- Closed cell foam is ideal when used as part of an energy conserving system, like a heat pump
- Offers both structural support and R value simultaneously in the high density form
- Offers excellent R value by volume, making closed cell foam ideal for walls, and ceiling whether they are framed or not
- About 50% more expensive than open cell foam
- Requires training in some versions, like a do-it-yourself kit
- If training is not available, professional installation is often the only other option
Summary: When Should You Choose Open Cell Foam
In most instances, open cell spray adhesive foam will offer the most benefits when applied to a small area. Open cell foam is perfect around pipe and wire penetrations, gas lines, and other openings 1” or smaller.
Open cell foam can be used in large areas, but because the foam offers about half of the R value of closed cell foam, the energy savings are smaller. Open cell foam used in a few small areas will reduce your overall energy costs by stopping drafts. Used on an entire home however, open cell foam will cost you about 50% of the effectiveness of your insulation.
The over expansion of open cell foam often results in an additional step, as the foam must be trimmed evenly with the surface. The foam trimmed away is wasted, so compared to closed cell foam, the more open cell foam you use, the more expensive the project becomes.
Summary: When Should You Choose Closed Cell Foam
Closed cell spray adhesive foam is often the best choice for whole house installations, as the expansion of the foam can be better controlled. Closed cell foams only expand to about double their initial size, so there is usually no over-expanded material to be trimmed away.
Because closed cell foam provides about R-7 insulation in a single inch, closed cell foam is ideal for 2” x 4” walls that require R-13 or higher.

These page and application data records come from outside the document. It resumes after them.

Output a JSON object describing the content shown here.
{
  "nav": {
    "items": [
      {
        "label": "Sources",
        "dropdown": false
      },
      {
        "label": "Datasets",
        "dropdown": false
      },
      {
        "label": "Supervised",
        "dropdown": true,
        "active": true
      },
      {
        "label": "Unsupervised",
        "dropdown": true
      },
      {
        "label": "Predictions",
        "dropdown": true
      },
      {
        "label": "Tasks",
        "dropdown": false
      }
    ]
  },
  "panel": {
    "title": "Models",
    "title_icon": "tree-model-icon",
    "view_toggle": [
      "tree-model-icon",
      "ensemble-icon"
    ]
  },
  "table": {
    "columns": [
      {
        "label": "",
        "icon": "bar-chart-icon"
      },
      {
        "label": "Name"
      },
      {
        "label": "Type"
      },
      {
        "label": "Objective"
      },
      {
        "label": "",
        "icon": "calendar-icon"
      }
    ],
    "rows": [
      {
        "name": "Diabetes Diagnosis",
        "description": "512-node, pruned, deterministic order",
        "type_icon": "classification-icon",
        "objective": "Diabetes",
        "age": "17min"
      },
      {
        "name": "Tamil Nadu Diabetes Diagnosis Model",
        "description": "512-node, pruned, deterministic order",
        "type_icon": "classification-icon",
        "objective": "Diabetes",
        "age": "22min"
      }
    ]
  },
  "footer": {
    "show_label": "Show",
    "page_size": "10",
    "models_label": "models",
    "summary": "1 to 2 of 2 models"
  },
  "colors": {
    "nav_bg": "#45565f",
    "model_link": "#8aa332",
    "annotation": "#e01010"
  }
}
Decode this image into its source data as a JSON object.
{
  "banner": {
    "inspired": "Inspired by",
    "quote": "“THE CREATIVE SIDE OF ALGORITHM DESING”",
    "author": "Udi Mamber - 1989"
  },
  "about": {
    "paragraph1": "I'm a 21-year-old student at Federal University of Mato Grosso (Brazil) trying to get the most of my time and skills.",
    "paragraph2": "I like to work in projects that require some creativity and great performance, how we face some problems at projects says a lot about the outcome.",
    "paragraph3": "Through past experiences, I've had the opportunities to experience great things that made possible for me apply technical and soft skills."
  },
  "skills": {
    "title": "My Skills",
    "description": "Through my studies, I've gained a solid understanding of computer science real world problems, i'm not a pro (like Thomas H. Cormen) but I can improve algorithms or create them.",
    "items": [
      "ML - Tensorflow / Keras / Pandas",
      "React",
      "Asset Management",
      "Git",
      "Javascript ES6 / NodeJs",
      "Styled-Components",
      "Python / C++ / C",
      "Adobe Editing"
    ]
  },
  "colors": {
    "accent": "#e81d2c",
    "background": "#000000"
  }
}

Closed cell foam can provide about R-23 in a 2” x 4” wall and R-40 in a 2” x 6” wall.